Constructed from a set of smart materials, which have the ability to change shape or size as a result of a stimulus, and carbon nanotubes, Robojelly mimics the natural movements of a jellyfish when placed in a water tank and gets power by chemical reactions taking place on its surface.
“To our knowledge, this is the first successful powering of an underwater robot using external hydrogen as a fuel source,” said Virginia Tech’s Yonas Tadesse, lead author of a study on the subject.
The jellyfish is an ideal invertebrate to base the vehicle on because of its simple swimming action: It has two prominent mechanisms known as “rowing” and “jetting”.
A jellyfish’s movement is down to circular muscles located on the inside of the bell – the main part of the body shaped like the top of an umbrella. As the muscles contract, the bell closes in on itself and ejects water to propel the jellyfish forward. After contracting, the bell relaxes and regains its original shape.
They were able to replicate the movement in the vehicle using commercially-available shape memory alloys (SMA) – smart materials that “remember” their original shape – wrapped in carbon nanotubes and coated with a platinum black powder.
The robot gets its power by heat-producing chemical reactions between the oxygen and hydrogen in water and the platinum on its surface. The heat given off by these reactions transfers to the artificial muscles of the robot, causing them to transform into different shapes.
This green, renewable element means Robojelly can regenerate fuel from its natural surroundings and therefore doesn’t require an external power source or the constant replacement of batteries.
At the moment, the hydrogen-powered Robojelly has been functioning while clamped down in a water tank. Researchers said the robot still needs development to achieve full functionality and efficiency.
“The current design allows the jellyfish to flex its eight bell segments, each operated by a fuel-powered SMA module. This should be sufficient for the jellyfish to lift itself up if all the bell segments are actuated.
“We are now researching new ways to deliver the fuel into each segment so that each one can be controlled individually. This should allow the robot to be controlled and moved in different directions,” Tadesse said.
Friday, July 1, 2011 @ 11:07 AM gHale

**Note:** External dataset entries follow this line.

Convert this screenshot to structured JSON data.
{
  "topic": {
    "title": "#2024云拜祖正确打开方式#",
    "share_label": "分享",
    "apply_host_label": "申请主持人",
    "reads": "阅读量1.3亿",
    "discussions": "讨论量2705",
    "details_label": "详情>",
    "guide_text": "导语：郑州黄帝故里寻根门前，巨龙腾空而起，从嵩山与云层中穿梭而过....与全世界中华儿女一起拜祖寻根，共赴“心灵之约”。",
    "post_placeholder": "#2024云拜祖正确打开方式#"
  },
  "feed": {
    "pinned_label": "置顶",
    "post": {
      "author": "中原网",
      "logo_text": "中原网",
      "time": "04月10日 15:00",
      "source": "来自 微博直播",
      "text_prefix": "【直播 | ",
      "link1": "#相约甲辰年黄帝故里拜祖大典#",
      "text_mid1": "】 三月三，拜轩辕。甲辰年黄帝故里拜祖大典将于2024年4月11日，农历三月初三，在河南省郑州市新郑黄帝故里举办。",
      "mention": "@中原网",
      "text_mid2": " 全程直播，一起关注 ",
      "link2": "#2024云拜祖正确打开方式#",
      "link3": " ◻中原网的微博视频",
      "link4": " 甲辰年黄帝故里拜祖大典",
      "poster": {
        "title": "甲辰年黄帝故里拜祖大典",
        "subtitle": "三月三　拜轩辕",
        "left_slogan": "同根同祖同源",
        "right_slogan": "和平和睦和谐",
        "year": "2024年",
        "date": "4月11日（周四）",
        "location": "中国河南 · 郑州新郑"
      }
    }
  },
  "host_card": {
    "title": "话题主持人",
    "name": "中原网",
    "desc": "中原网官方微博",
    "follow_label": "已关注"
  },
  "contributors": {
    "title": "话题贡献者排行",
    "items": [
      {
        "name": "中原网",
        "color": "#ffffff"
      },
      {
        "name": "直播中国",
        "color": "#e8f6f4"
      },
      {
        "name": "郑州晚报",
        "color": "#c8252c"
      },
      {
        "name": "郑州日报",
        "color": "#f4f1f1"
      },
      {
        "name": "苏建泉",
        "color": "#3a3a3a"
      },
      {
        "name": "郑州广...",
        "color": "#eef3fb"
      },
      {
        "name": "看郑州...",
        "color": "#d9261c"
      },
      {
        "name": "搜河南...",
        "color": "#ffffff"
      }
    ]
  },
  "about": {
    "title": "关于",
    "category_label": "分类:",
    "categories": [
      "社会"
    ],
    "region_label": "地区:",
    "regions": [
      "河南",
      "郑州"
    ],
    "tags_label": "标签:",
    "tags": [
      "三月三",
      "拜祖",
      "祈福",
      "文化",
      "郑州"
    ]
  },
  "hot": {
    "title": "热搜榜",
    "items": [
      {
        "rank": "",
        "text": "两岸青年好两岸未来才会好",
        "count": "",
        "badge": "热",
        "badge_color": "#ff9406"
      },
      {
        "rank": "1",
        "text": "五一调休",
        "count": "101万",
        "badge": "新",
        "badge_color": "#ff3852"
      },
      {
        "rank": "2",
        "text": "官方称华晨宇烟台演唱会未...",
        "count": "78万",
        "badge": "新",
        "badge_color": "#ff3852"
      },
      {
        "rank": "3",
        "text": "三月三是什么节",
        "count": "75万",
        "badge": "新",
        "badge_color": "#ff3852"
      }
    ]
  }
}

High volumes of jellyfish forced a nuclear power station in Scotland to shut down for two days after they swam into seawater filters.
As a precaution staffers manually switched off both reactors at the Torness plant.
In an effort to get the nukes back up and running, fishermen in the area helped fish out the jellyfish so it could start generating power again.
EDF Energy said they were unsure when the plant in East Lothian would re-open.
It is the common jellyfish — known as Aurelia aurita – that swam into the filters. The plant uses seawater to cool the reactors.
Although they do not sting, experts said no one should handle them without gloves.
A spokesman said the unit shut down as a precautionary measure after finding the jellyfish. In addition, there was no danger to the public at any time.
The seawater screens filter out debris in cooling water which enters the plant.
“Reduced cooling water flows due to ingress from jellyfish, seaweed and other marine debris are considered as part of the station’s safety case and are not an unknown phenomenon,” an EDF spokesman said.
“This was a precautionary action and the shutdown cooling systems performed in a satisfactory manner and both reactors were safely shut down.”